EXERCISE DIRECTIONS. This task calls for copying each line below that contains "text".

Data about app and page elements:
----------

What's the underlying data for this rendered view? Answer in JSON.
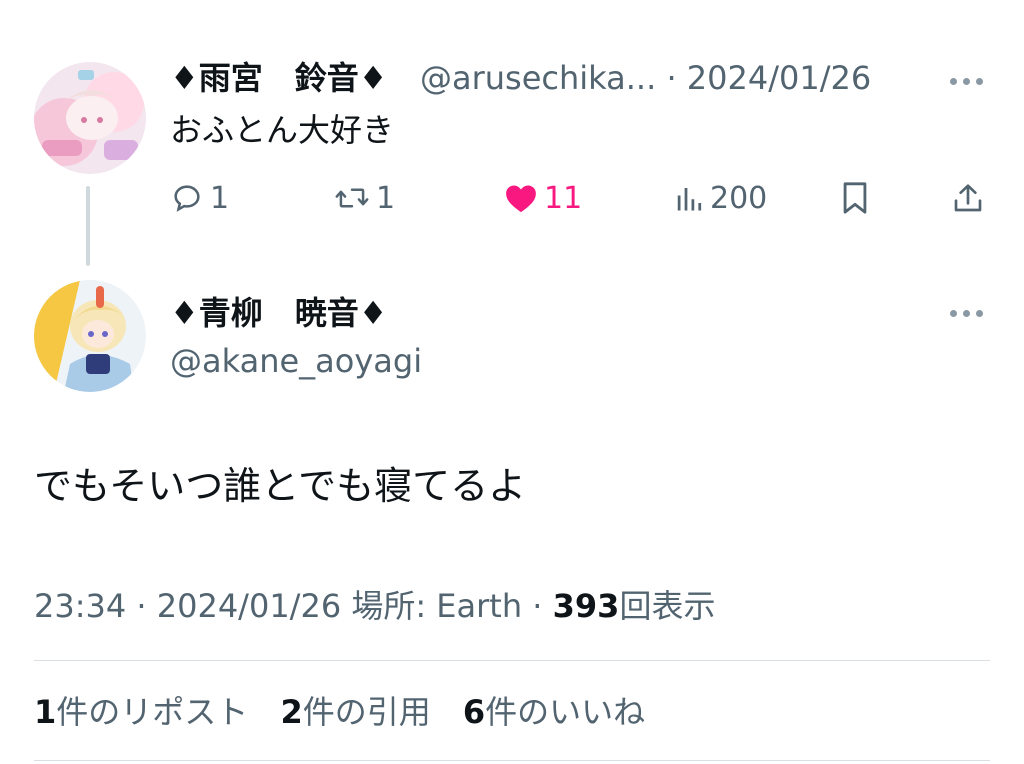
{
  "reply_parent": {
    "display_name": "♦雨宮　鈴音♦",
    "handle": "@arusechika...",
    "separator": "·",
    "date": "2024/01/26",
    "text": "おふとん大好き",
    "metrics": {
      "replies": "1",
      "reposts": "1",
      "likes": "11",
      "views": "200"
    },
    "avatar_icon": "avatar-pink-illustration"
  },
  "main_post": {
    "display_name": "♦青柳　暁音♦",
    "handle": "@akane_aoyagi",
    "text": "でもそいつ誰とでも寝てるよ",
    "time": "23:34",
    "date": "2024/01/26",
    "location_label": "場所: Earth",
    "separator": "·",
    "view_count": "393",
    "view_label": "回表示",
    "avatar_icon": "avatar-blonde-illustration"
  },
  "stats": {
    "reposts_count": "1",
    "reposts_label": "件のリポスト",
    "quotes_count": "2",
    "quotes_label": "件の引用",
    "likes_count": "6",
    "likes_label": "件のいいね"
  },
  "colors": {
    "text": "#0f1419",
    "secondary": "#536471",
    "like": "#f91880",
    "divider": "#d9dfe3"
  }
}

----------

ANSWER BOX.
    "text": "おふとん大好き",
    "text": "でもそいつ誰とでも寝てるよ",
    "text": "#0f1419",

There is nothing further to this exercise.